-------- LISTED ENTRIES --------

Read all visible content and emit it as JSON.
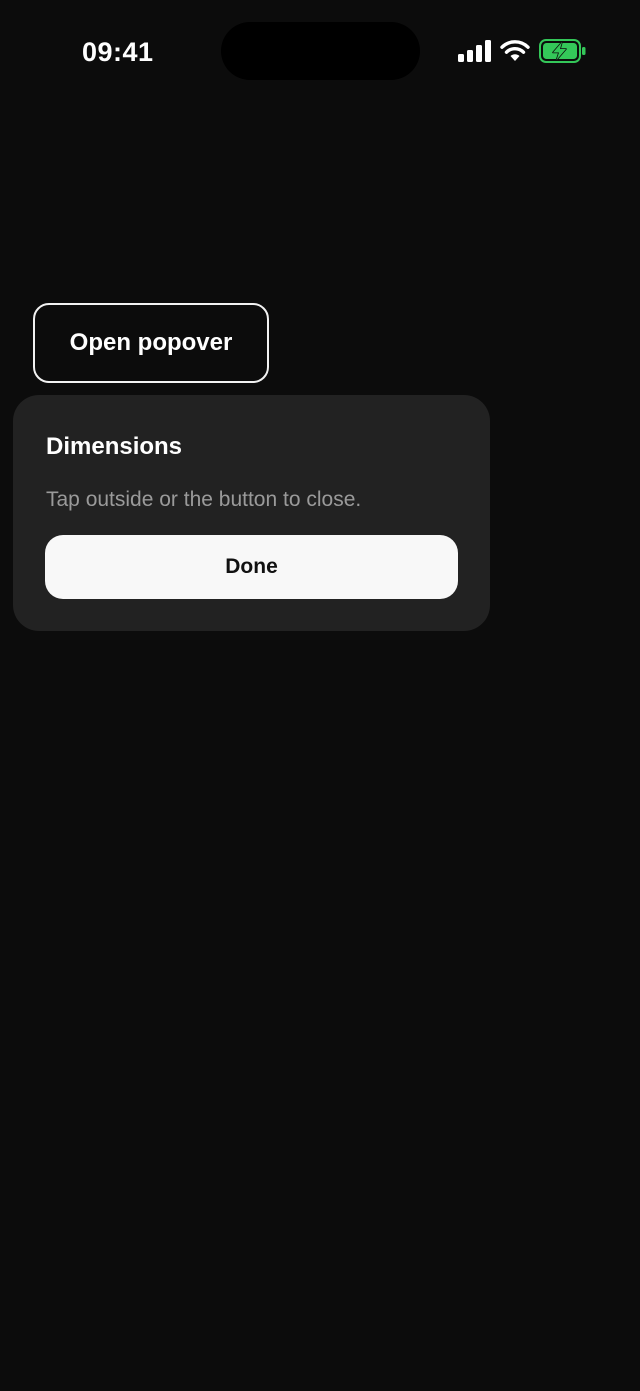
{
  "status_bar": {
    "time": "09:41",
    "icons": [
      "signal-icon",
      "wifi-icon",
      "battery-charging-icon"
    ],
    "battery_color": "#34c759"
  },
  "main": {
    "open_button_label": "Open popover"
  },
  "popover": {
    "title": "Dimensions",
    "message": "Tap outside or the button to close.",
    "done_label": "Done"
  },
  "colors": {
    "background": "#0c0c0c",
    "popover_background": "#222222",
    "primary_button": "#f8f8f8"
  }
}
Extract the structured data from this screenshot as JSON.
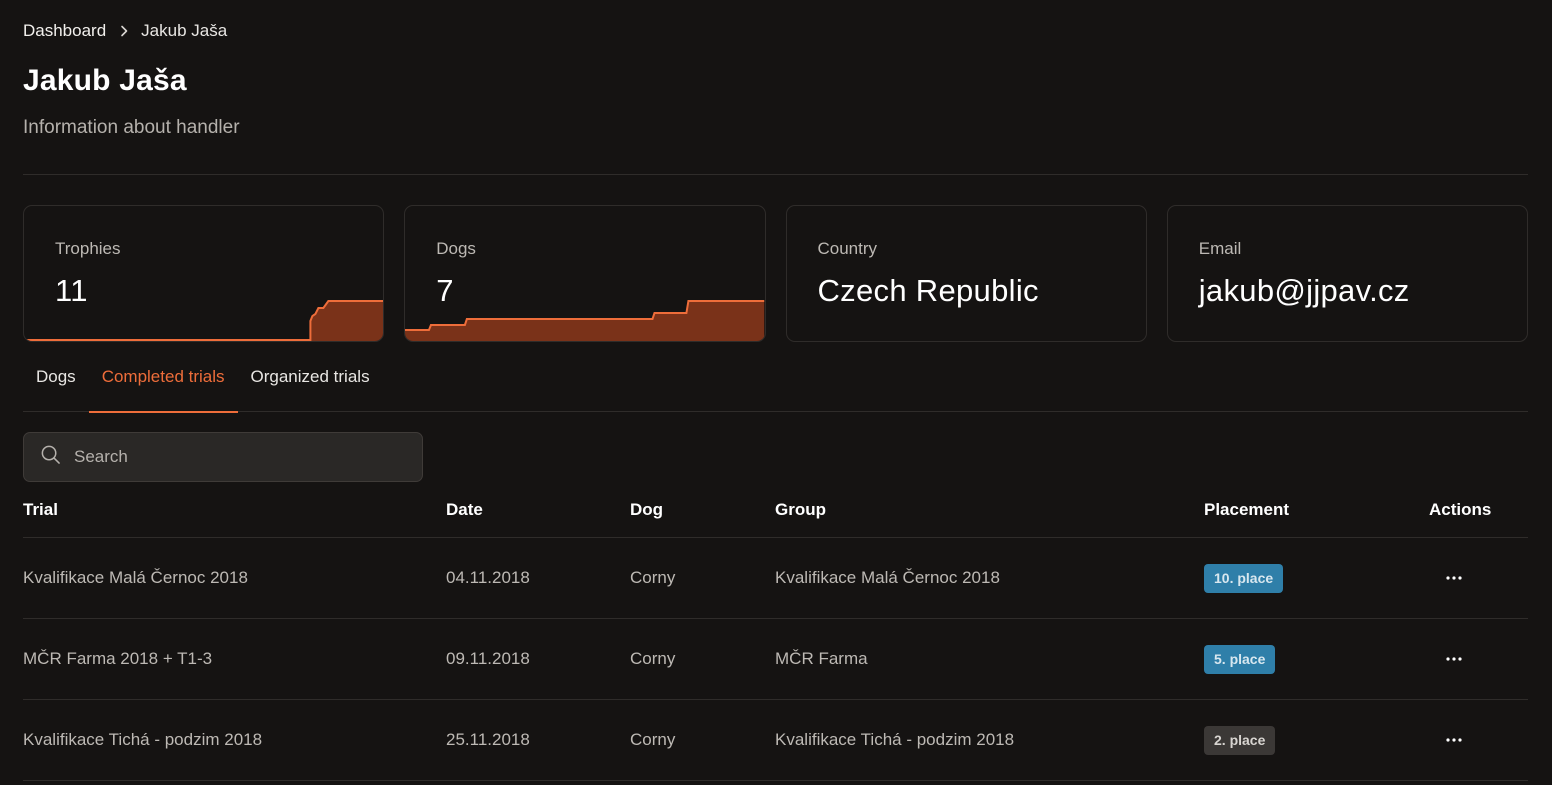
{
  "breadcrumb": {
    "home": "Dashboard",
    "current": "Jakub Jaša"
  },
  "header": {
    "title": "Jakub Jaša",
    "subtitle": "Information about handler"
  },
  "stats": [
    {
      "label": "Trophies",
      "value": "11",
      "has_chart": true
    },
    {
      "label": "Dogs",
      "value": "7",
      "has_chart": true
    },
    {
      "label": "Country",
      "value": "Czech Republic",
      "has_chart": false
    },
    {
      "label": "Email",
      "value": "jakub@jjpav.cz",
      "has_chart": false
    }
  ],
  "tabs": [
    {
      "label": "Dogs",
      "active": false
    },
    {
      "label": "Completed trials",
      "active": true
    },
    {
      "label": "Organized trials",
      "active": false
    }
  ],
  "search": {
    "placeholder": "Search",
    "value": ""
  },
  "table": {
    "columns": [
      "Trial",
      "Date",
      "Dog",
      "Group",
      "Placement",
      "Actions"
    ],
    "rows": [
      {
        "trial": "Kvalifikace Malá Černoc 2018",
        "date": "04.11.2018",
        "dog": "Corny",
        "group": "Kvalifikace Malá Černoc 2018",
        "placement": "10. place",
        "placement_color": "blue"
      },
      {
        "trial": "MČR Farma 2018 + T1-3",
        "date": "09.11.2018",
        "dog": "Corny",
        "group": "MČR Farma",
        "placement": "5. place",
        "placement_color": "blue"
      },
      {
        "trial": "Kvalifikace Tichá - podzim 2018",
        "date": "25.11.2018",
        "dog": "Corny",
        "group": "Kvalifikace Tichá - podzim 2018",
        "placement": "2. place",
        "placement_color": "grey"
      }
    ]
  },
  "colors": {
    "accent": "#ee6d3a",
    "chart_fill": "#7a3219",
    "badge_blue": "#2f7fa9",
    "badge_grey": "#3b3836",
    "background": "#151312"
  }
}
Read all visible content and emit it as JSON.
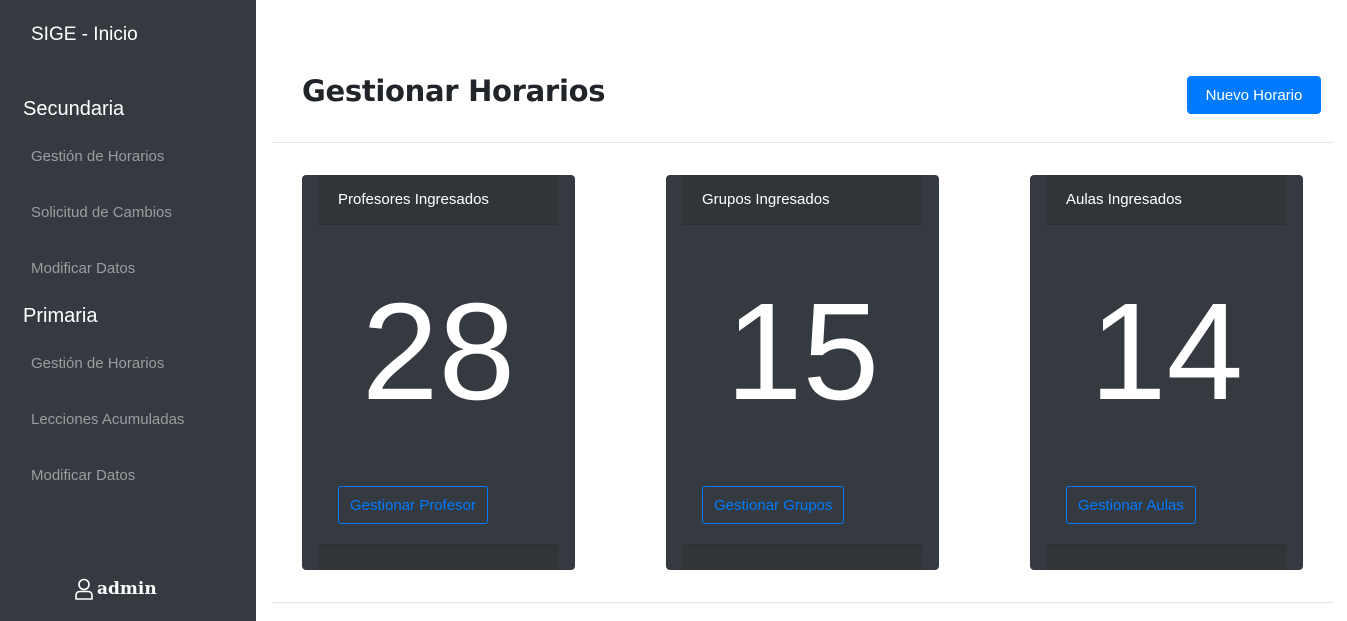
{
  "sidebar": {
    "brand": "SIGE - Inicio",
    "sections": [
      {
        "title": "Secundaria",
        "items": [
          "Gestión de Horarios",
          "Solicitud de Cambios",
          "Modificar Datos"
        ]
      },
      {
        "title": "Primaria",
        "items": [
          "Gestión de Horarios",
          "Lecciones Acumuladas",
          "Modificar Datos"
        ]
      }
    ],
    "user": {
      "icon": "user-icon",
      "name": "admin"
    }
  },
  "header": {
    "title": "Gestionar Horarios",
    "new_button": "Nuevo Horario"
  },
  "cards": [
    {
      "title": "Profesores Ingresados",
      "value": "28",
      "button": "Gestionar Profesor"
    },
    {
      "title": "Grupos Ingresados",
      "value": "15",
      "button": "Gestionar Grupos"
    },
    {
      "title": "Aulas Ingresados",
      "value": "14",
      "button": "Gestionar Aulas"
    }
  ],
  "colors": {
    "sidebar_bg": "#343a40",
    "primary": "#007bff",
    "card_bg": "#343a40",
    "muted_link": "#9a9da0"
  }
}
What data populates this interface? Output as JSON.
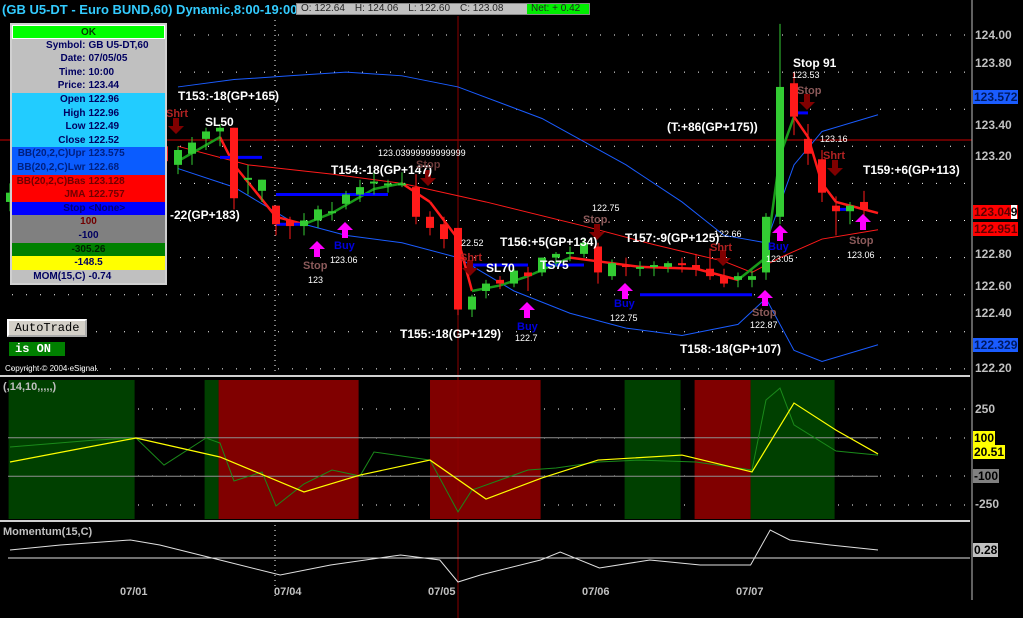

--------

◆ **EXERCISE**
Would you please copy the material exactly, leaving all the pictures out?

◆ **EXERCISE ANSWER**
Read all visible content and emit it as JSON.
{
  "status_bar": {
    "time": "09:41",
    "icons": [
      "signal-icon",
      "wifi-icon",
      "battery-charging-icon"
    ],
    "battery_color": "#34c759"
  },
  "main": {
    "open_button_label": "Open popover"
  },
  "popover": {
    "title": "Dimensions",
    "message": "Tap outside or the button to close.",
    "done_label": "Done"
  },
  "colors": {
    "background": "#0c0c0c",
    "popover_background": "#222222",
    "primary_button": "#f8f8f8"
  }
}
Extract the structured data from this screenshot as JSON.
{
  "breadcrumb": {
    "home": "Dashboard",
    "current": "Jakub Jaša"
  },
  "header": {
    "title": "Jakub Jaša",
    "subtitle": "Information about handler"
  },
  "stats": [
    {
      "label": "Trophies",
      "value": "11",
      "has_chart": true
    },
    {
      "label": "Dogs",
      "value": "7",
      "has_chart": true
    },
    {
      "label": "Country",
      "value": "Czech Republic",
      "has_chart": false
    },
    {
      "label": "Email",
      "value": "jakub@jjpav.cz",
      "has_chart": false
    }
  ],
  "tabs": [
    {
      "label": "Dogs",
      "active": false
    },
    {
      "label": "Completed trials",
      "active": true
    },
    {
      "label": "Organized trials",
      "active": false
    }
  ],
  "search": {
    "placeholder": "Search",
    "value": ""
  },
  "table": {
    "columns": [
      "Trial",
      "Date",
      "Dog",
      "Group",
      "Placement",
      "Actions"
    ],
    "rows": [
      {
        "trial": "Kvalifikace Malá Černoc 2018",
        "date": "04.11.2018",
        "dog": "Corny",
        "group": "Kvalifikace Malá Černoc 2018",
        "placement": "10. place",
        "placement_color": "blue"
      },
      {
        "trial": "MČR Farma 2018 + T1-3",
        "date": "09.11.2018",
        "dog": "Corny",
        "group": "MČR Farma",
        "placement": "5. place",
        "placement_color": "blue"
      },
      {
        "trial": "Kvalifikace Tichá - podzim 2018",
        "date": "25.11.2018",
        "dog": "Corny",
        "group": "Kvalifikace Tichá - podzim 2018",
        "placement": "2. place",
        "placement_color": "grey"
      }
    ]
  },
  "colors": {
    "accent": "#ee6d3a",
    "chart_fill": "#7a3219",
    "badge_blue": "#2f7fa9",
    "badge_grey": "#3b3836",
    "background": "#151312"
  }
}
Read all visible content and emit it as JSON.
{
  "sidebar": {
    "brand": "SIGE - Inicio",
    "sections": [
      {
        "title": "Secundaria",
        "items": [
          "Gestión de Horarios",
          "Solicitud de Cambios",
          "Modificar Datos"
        ]
      },
      {
        "title": "Primaria",
        "items": [
          "Gestión de Horarios",
          "Lecciones Acumuladas",
          "Modificar Datos"
        ]
      }
    ],
    "user": {
      "icon": "user-icon",
      "name": "admin"
    }
  },
  "header": {
    "title": "Gestionar Horarios",
    "new_button": "Nuevo Horario"
  },
  "cards": [
    {
      "title": "Profesores Ingresados",
      "value": "28",
      "button": "Gestionar Profesor"
    },
    {
      "title": "Grupos Ingresados",
      "value": "15",
      "button": "Gestionar Grupos"
    },
    {
      "title": "Aulas Ingresados",
      "value": "14",
      "button": "Gestionar Aulas"
    }
  ],
  "colors": {
    "sidebar_bg": "#343a40",
    "primary": "#007bff",
    "card_bg": "#343a40",
    "muted_link": "#9a9da0"
  }
}
What data populates this interface? Output as JSON.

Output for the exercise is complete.